### The problem:
Retype the following records exactly and exclude the pictures.

### Given entries:

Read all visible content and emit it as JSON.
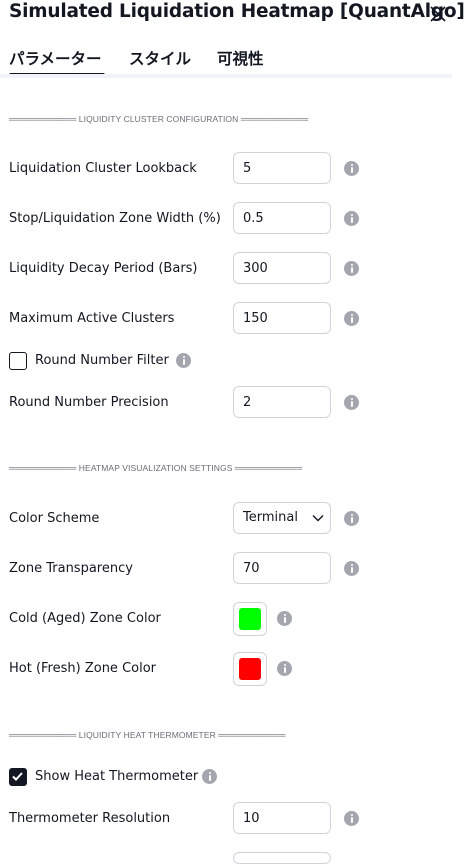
{
  "dialog": {
    "title": "Simulated Liquidation Heatmap [QuantAlgo]"
  },
  "tabs": [
    {
      "label": "パラメーター",
      "active": true
    },
    {
      "label": "スタイル",
      "active": false
    },
    {
      "label": "可視性",
      "active": false
    }
  ],
  "sections": {
    "cluster": "═══════════ LIQUIDITY CLUSTER CONFIGURATION ═══════════",
    "heatmap": "═══════════ HEATMAP VISUALIZATION SETTINGS ═══════════",
    "thermometer": "═══════════ LIQUIDITY HEAT THERMOMETER ═══════════"
  },
  "fields": {
    "lookback": {
      "label": "Liquidation Cluster Lookback",
      "value": "5"
    },
    "zone_width": {
      "label": "Stop/Liquidation Zone Width (%)",
      "value": "0.5"
    },
    "decay": {
      "label": "Liquidity Decay Period (Bars)",
      "value": "300"
    },
    "max_clusters": {
      "label": "Maximum Active Clusters",
      "value": "150"
    },
    "round_filter": {
      "label": "Round Number Filter",
      "checked": false
    },
    "round_precision": {
      "label": "Round Number Precision",
      "value": "2"
    },
    "color_scheme": {
      "label": "Color Scheme",
      "value": "Terminal"
    },
    "transparency": {
      "label": "Zone Transparency",
      "value": "70"
    },
    "cold_color": {
      "label": "Cold (Aged) Zone Color",
      "color": "#00ff00"
    },
    "hot_color": {
      "label": "Hot (Fresh) Zone Color",
      "color": "#ff0000"
    },
    "show_thermo": {
      "label": "Show Heat Thermometer",
      "checked": true
    },
    "thermo_resolution": {
      "label": "Thermometer Resolution",
      "value": "10"
    }
  },
  "icons": {
    "close": "close-icon",
    "info": "info-icon",
    "chevron": "chevron-down-icon",
    "check": "check-icon"
  }
}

### Result:
Read all visible content and emit it as JSON.
{
  "dialog": {
    "title": "Simulated Liquidation Heatmap [QuantAlgo]"
  },
  "tabs": [
    {
      "label": "パラメーター",
      "active": true
    },
    {
      "label": "スタイル",
      "active": false
    },
    {
      "label": "可視性",
      "active": false
    }
  ],
  "sections": {
    "cluster": "═══════════ LIQUIDITY CLUSTER CONFIGURATION ═══════════",
    "heatmap": "═══════════ HEATMAP VISUALIZATION SETTINGS ═══════════",
    "thermometer": "═══════════ LIQUIDITY HEAT THERMOMETER ═══════════"
  },
  "fields": {
    "lookback": {
      "label": "Liquidation Cluster Lookback",
      "value": "5"
    },
    "zone_width": {
      "label": "Stop/Liquidation Zone Width (%)",
      "value": "0.5"
    },
    "decay": {
      "label": "Liquidity Decay Period (Bars)",
      "value": "300"
    },
    "max_clusters": {
      "label": "Maximum Active Clusters",
      "value": "150"
    },
    "round_filter": {
      "label": "Round Number Filter",
      "checked": false
    },
    "round_precision": {
      "label": "Round Number Precision",
      "value": "2"
    },
    "color_scheme": {
      "label": "Color Scheme",
      "value": "Terminal"
    },
    "transparency": {
      "label": "Zone Transparency",
      "value": "70"
    },
    "cold_color": {
      "label": "Cold (Aged) Zone Color",
      "color": "#00ff00"
    },
    "hot_color": {
      "label": "Hot (Fresh) Zone Color",
      "color": "#ff0000"
    },
    "show_thermo": {
      "label": "Show Heat Thermometer",
      "checked": true
    },
    "thermo_resolution": {
      "label": "Thermometer Resolution",
      "value": "10"
    }
  },
  "icons": {
    "close": "close-icon",
    "info": "info-icon",
    "chevron": "chevron-down-icon",
    "check": "check-icon"
  }
}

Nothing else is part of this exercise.